CONCEPTS Crystal structure, formula of compound Close packed structures Defects in crystals Semiconductors Magnetic properties Numerical on unit cell dimensions YEAR(S) 2008, 2006, 2005 2007 2007, 2006, 2004 2007 2007 2008, 2007, 2006, 2005, 2004

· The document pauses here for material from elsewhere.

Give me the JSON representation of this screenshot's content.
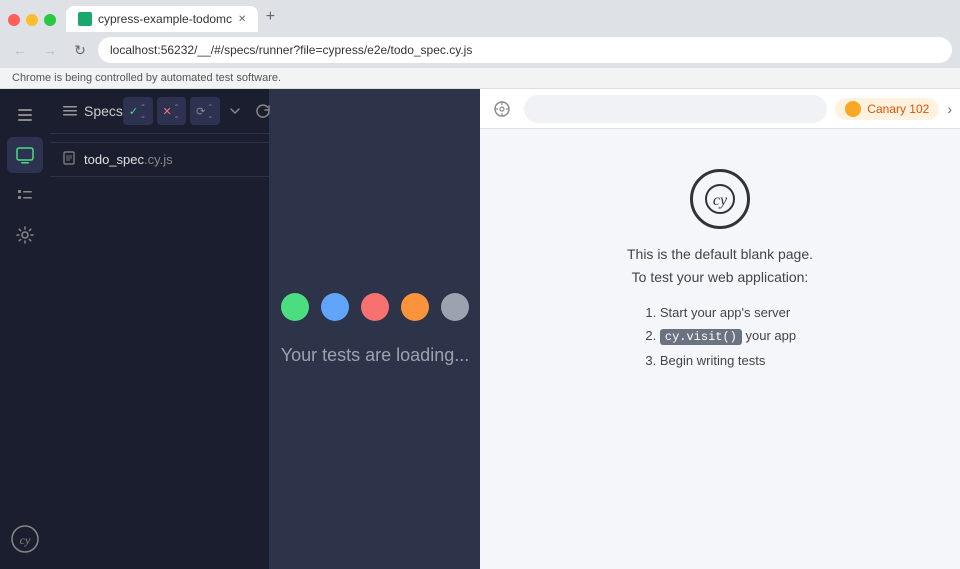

Tips to answer Formula of a compound Check the type of lattice (ccp, hcp, etc.), find the number of voids and occupancy of the elements of the compound in lattice and voids. Find the ratio of two, e.g., A:B = 4:3 gives the formula A4B3 Coordination number Doping Find the type of packing, then the number of closest neighbours Indicate the type of element with which silicon, germanium are to be doped, e.g. group 15 element gives n-type (electron rich) whereas group 13 element gives p-type (electron deficient) semiconductors Number of atoms in unit cell Check that how many atoms are shared between the unit cells in vicinity and calculate accordingly Atomic density, Can be calculated using formula Z ×M number of atoms etc. Density of the unit cell = 3 a NA Number of tetrahedral voids Number of octahedral voids Number of vacancies Twice the number of atoms Number of atoms radius,

on Number of corresponding ions added